◆ RECORDS
|---|

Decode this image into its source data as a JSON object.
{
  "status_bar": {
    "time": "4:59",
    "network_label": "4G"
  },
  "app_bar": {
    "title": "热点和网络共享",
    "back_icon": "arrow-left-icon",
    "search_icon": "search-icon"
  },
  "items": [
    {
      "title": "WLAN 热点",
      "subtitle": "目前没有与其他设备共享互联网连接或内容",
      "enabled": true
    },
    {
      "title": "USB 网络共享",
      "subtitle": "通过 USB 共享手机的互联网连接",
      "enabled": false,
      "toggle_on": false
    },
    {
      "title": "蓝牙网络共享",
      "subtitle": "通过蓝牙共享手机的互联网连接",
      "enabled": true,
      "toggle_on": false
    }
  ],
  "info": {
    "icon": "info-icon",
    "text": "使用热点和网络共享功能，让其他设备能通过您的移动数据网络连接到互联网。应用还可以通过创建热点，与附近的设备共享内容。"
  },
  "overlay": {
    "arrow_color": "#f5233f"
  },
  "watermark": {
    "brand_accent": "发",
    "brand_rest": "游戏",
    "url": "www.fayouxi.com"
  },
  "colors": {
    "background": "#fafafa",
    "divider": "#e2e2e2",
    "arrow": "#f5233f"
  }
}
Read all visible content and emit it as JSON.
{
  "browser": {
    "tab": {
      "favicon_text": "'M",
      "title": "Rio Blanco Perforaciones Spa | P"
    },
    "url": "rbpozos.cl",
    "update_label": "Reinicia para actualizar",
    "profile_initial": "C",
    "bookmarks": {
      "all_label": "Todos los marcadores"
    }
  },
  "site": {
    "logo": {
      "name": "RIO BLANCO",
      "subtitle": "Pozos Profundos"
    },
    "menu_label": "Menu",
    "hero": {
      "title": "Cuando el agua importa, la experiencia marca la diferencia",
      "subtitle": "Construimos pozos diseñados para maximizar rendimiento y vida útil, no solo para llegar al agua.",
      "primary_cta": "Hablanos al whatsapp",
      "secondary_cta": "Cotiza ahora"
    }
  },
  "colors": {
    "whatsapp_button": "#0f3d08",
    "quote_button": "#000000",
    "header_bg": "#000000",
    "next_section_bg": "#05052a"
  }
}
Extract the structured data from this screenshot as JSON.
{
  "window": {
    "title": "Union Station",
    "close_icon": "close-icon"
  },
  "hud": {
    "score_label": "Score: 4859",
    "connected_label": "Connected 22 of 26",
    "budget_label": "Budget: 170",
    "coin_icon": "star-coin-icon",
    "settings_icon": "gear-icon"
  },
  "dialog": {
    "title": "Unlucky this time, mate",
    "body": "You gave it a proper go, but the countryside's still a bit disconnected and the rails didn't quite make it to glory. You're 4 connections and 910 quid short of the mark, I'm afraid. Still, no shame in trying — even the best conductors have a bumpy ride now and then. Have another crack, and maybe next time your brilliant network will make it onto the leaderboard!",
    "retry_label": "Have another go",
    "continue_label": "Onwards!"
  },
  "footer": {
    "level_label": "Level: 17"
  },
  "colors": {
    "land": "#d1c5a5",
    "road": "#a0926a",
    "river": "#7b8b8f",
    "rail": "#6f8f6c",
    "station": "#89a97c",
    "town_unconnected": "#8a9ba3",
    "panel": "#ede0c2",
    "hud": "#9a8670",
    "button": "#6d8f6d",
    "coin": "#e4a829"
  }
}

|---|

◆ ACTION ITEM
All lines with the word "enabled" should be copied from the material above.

◆ RESPONSE TO THIS TASK
      "enabled": true
      "enabled": false,
      "enabled": true,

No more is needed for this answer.